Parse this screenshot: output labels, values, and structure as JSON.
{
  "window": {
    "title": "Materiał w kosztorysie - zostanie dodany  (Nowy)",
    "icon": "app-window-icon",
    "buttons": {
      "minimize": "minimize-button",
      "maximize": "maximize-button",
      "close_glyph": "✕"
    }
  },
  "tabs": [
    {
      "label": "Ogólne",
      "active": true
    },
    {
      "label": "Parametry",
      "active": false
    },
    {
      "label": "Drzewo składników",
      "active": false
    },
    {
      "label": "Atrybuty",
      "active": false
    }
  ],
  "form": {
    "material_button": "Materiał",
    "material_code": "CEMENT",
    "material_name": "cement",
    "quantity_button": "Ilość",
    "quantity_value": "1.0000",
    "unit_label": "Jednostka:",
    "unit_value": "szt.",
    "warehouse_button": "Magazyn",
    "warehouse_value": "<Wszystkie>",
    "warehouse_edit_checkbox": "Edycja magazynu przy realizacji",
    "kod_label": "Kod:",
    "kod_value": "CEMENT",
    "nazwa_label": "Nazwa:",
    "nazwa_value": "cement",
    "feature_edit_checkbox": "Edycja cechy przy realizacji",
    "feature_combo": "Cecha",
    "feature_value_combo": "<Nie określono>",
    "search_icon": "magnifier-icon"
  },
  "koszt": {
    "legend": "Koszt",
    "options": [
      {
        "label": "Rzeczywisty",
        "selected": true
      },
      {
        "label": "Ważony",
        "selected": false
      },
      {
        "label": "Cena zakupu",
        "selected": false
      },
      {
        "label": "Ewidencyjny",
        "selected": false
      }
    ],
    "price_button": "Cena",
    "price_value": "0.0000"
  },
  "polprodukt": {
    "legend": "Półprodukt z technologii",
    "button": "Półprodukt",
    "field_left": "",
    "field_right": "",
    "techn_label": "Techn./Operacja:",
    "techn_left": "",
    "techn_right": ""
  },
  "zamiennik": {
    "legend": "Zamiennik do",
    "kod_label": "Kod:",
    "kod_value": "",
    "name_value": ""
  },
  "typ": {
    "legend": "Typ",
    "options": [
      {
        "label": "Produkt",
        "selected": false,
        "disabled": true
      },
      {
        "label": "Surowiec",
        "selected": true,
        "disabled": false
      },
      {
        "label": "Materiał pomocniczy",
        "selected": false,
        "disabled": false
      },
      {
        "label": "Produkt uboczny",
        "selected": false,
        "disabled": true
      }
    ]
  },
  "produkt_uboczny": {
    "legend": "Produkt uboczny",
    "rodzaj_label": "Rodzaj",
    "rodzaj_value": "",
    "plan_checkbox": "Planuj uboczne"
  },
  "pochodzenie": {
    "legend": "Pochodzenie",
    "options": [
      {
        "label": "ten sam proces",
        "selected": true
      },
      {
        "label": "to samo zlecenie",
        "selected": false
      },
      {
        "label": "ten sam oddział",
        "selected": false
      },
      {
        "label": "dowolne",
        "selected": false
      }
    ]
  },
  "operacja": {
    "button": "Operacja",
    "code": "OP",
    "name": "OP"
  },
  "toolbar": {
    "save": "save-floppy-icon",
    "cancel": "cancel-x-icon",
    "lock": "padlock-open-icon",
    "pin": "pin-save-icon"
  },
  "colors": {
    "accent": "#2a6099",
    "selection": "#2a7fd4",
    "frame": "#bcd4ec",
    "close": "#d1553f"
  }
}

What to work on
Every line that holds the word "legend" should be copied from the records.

Solved exercise
    "legend": "Koszt",
    "legend": "Półprodukt z technologii",
    "legend": "Zamiennik do",
    "legend": "Typ",
    "legend": "Produkt uboczny",
    "legend": "Pochodzenie",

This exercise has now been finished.